They also found more concerning data for future American job seekers, as they indicated that up to 50% of low-skill jobs might become automated over the long haul. This would potentially displace millions of America workers and disrupt the labor market.

It was cited that both Automation and trade growth are important parts of a vibrant economy, but their impacts are not even across the population. The researchers stated that the long-term effects of these two things have a much greater negative impact on those who are less educated, work in low-skill jobs or work in vulnerable jobs.

Trapped in a treacherous economic cycle

The study then discussed specific communities across America that have become stuck in a “treacherous economic cycle.” This is because an uneven percentage of recent job growth and business expansion has only taken place in a few metro areas.

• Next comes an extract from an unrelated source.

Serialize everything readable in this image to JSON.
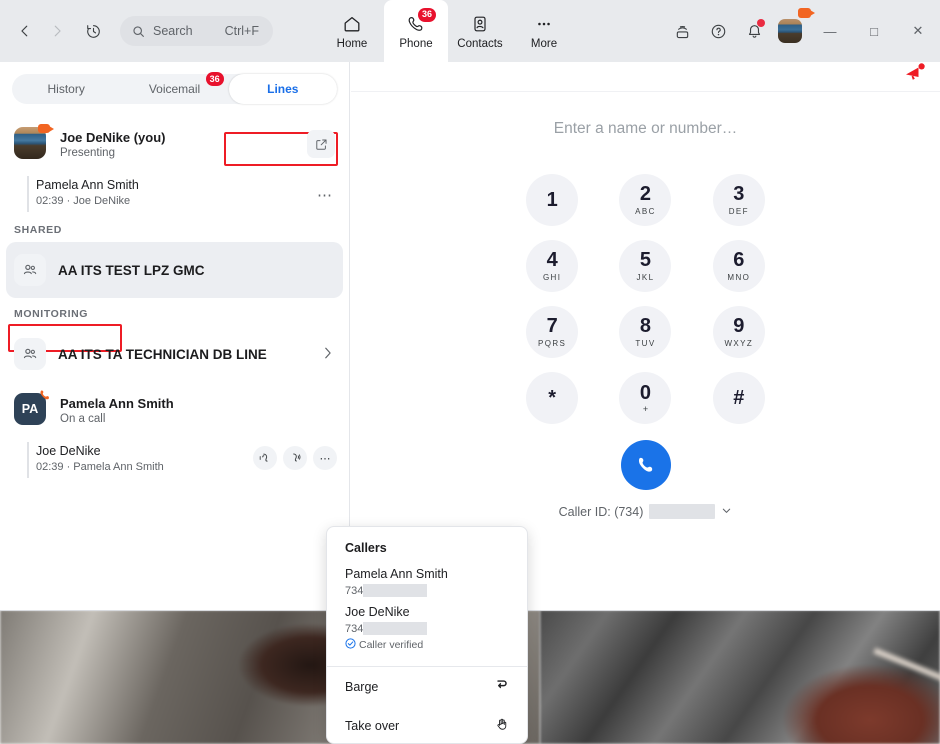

Since 2009 the researchers estimate that 50% of net business formation in America has only occurred in 0.64% of U.S. counties. This has let certain parts of the country diversify their workforces to minimized the negative effects of offshoring and automation. However, it has also caused a congregation of certain areas that see wealth decrease as opportunities disappear.

This caused those that are rich, skilled, or better educated to leave the area, leaving only low-skill jobs in their wake. These are the types of jobs most at risk of being displaced in the future.

The researchers found that the highest risk area in America for job loss because of automation and offshoring was Aleutians East Borough county in the state of Alaska. Rural areas were found to be the most susceptible these two things, especially ones in Alabama, Georgia, Mississippi, Tennessee, the Carolinas, Virgina, and Indiana.